    I was going to try to fly my 2.5 year old next month without her seat (just using the plane's seat belt) but I think I'm going to bring the carseat on board- she'll be comfortable in it and I can make sure she stays strapped in (she could wiggle out of a regular belt).
    We've always gotten her a seat and used the carseat before. A pain to carry through the airport, but ours isn't too heavy and I can make a loop out of the LATCH straps to carry it on the stroller.

  • hollymic Jun 15, 2010

    My daughter and I have flown. She had her own seat. I was able to check her car seat as luggage.
    I was so glad that I could.
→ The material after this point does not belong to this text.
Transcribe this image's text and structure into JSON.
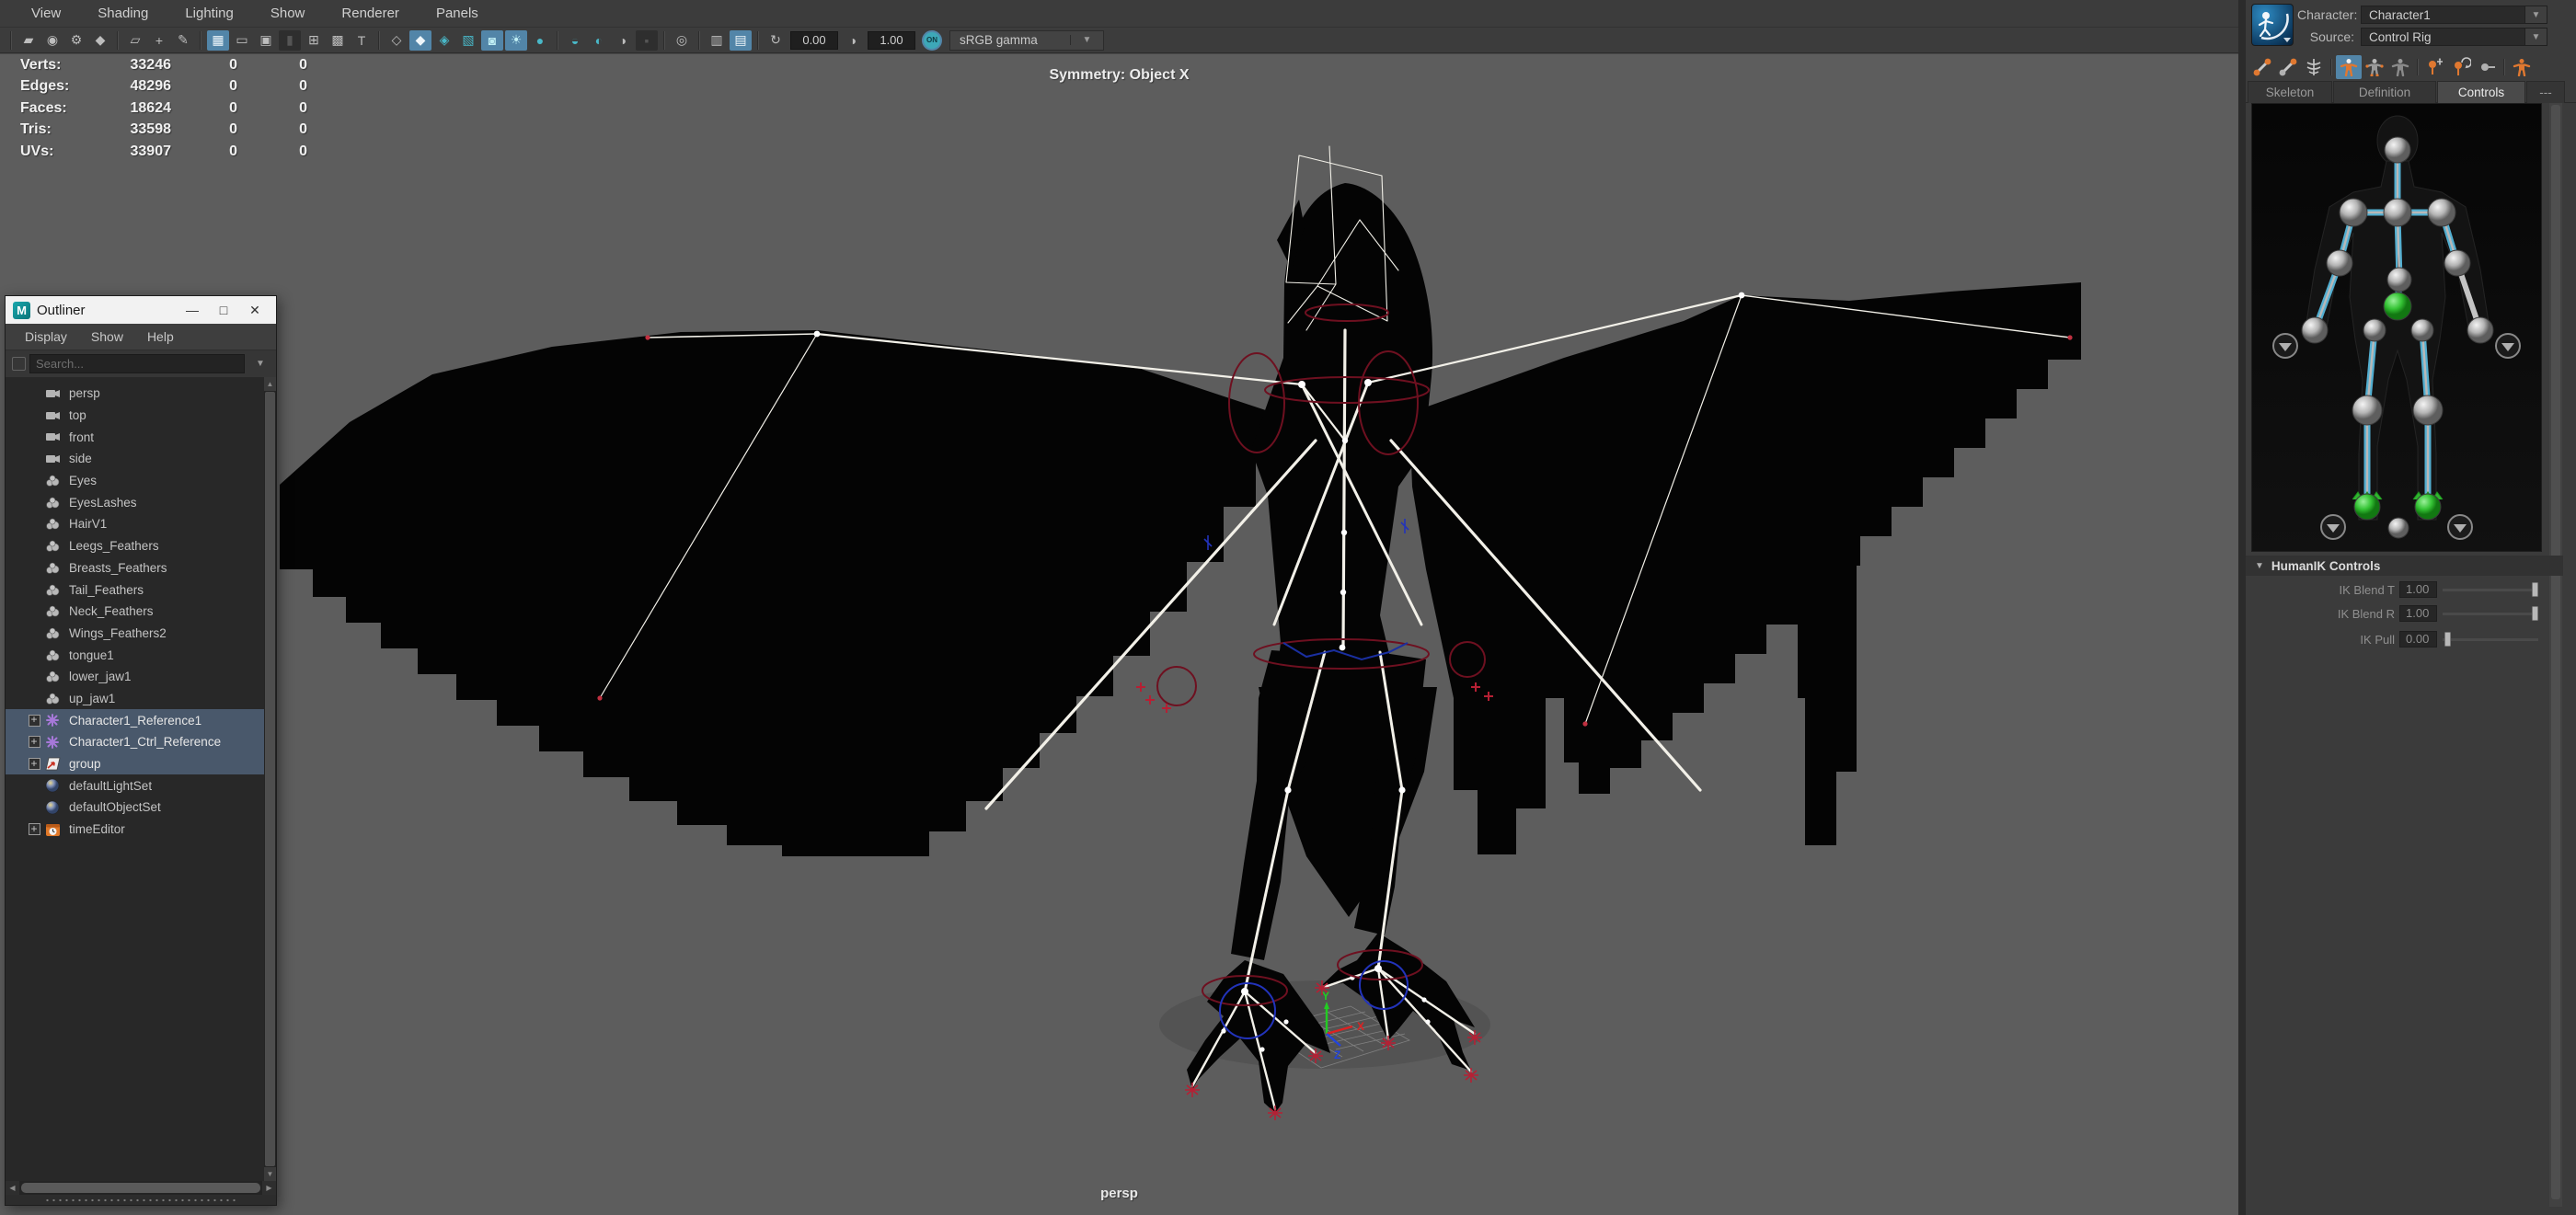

She was around 3 or 4 when we flew. The only thing that happened was I didn't leave her alone. She fell asleep as soon as we took off and when I tried to make her more comfortable she woke up.

  • Doodlelover Jun 11, 2010

    If parents want to hold their babies/toddlers in their laps, fine. But don't get all mad and sue people because your baby is now wedged in an overhead compartment. I still can't believe it's actually free to bring your child onboard, when I have to pay for my dog who doesn't sit in a seat either... Weird. My dog actually sleeps while your child does not. Maybe a child fee would eliminate bringing small babies on planes. I think them buying a seat is just fine! I mean they can't ride in your lap while driving, like Miss Britany Spears attempted to. Why should another motorized vehicle be any different? And yes k8ered is right, it is a SERVICE not a right to fly in a plane. Get with the program Myra Jones.

  • melsy203 Jun 11, 2010

    k8ered...well said!

  • k8ered Jun 11, 2010

    "I think they should provide young children with a free seat if they are with a parent. Ticket prices are already outrageous. Some people may not be able to afford a seat for a young child."

    So the government should be able to mandate that a private carrier give free service? Because that is, in essence, what you are saying. I'm sorry, if you can't afford to fly your WHOLE family, then drive. Air travel is not a right, it's a service you pay for. Why should the airline give away seats for free that they could otherwise sell to a paying passenger? Personally, I think the NTSB is giving sound advice here, and for your child's safety, you should pay for them to have their own seat that will accomodate an appropriate child restraint system.

  • myrasjones Jun 10, 2010

    I think they should provide young children with a free seat if they are with a parent. Ticket prices are already outrageous. Some people may not be able to afford a seat for a young child.

  • jet2rdu Jun 10, 2010

    From the FAA:
    “While not mandated, the safest way for a young child to travel on an airplane is in an AIRPLANE APPROVED car seat. Car seats are needed to protect the child against turbulence. In non-fatal accidents, in-flight turbulence is the leading cause of injury to airline passengers and flight attendants.”

    In order to be certified for use on an airplane, the car restraint has to met the Federal Motor Vehicle Safety Standards. Check the labels on the side of your car restraint for a sticker (words will be printed in red for seats manufactured after 1985 ) for verification that your seat is safe for airplane use and states:

    “This Restraint Is Certified for Use in Motor Vehicles and Aircraft."

    Remember that not all seats are certified for aircraft use, so some will not have this label.

  • LongTimeComing Jun 10, 2010

    We got an unbelievable amount of grief from flight attendants for bringing a carseat on board for our 9-month-old. They tried to bump him on a full flight, we got our tickets checked, rechecked and checked again, and one FA actually said, "You know that's not really going to help him in an accident, right?" I told her that it would help him in turbulence, which I hoped was more likely than a crash. She left us alone after that.

  • cary1969 Jun 9, 2010

    yes..put your money saving in place of your childs safety.. these people shouldn't have kids.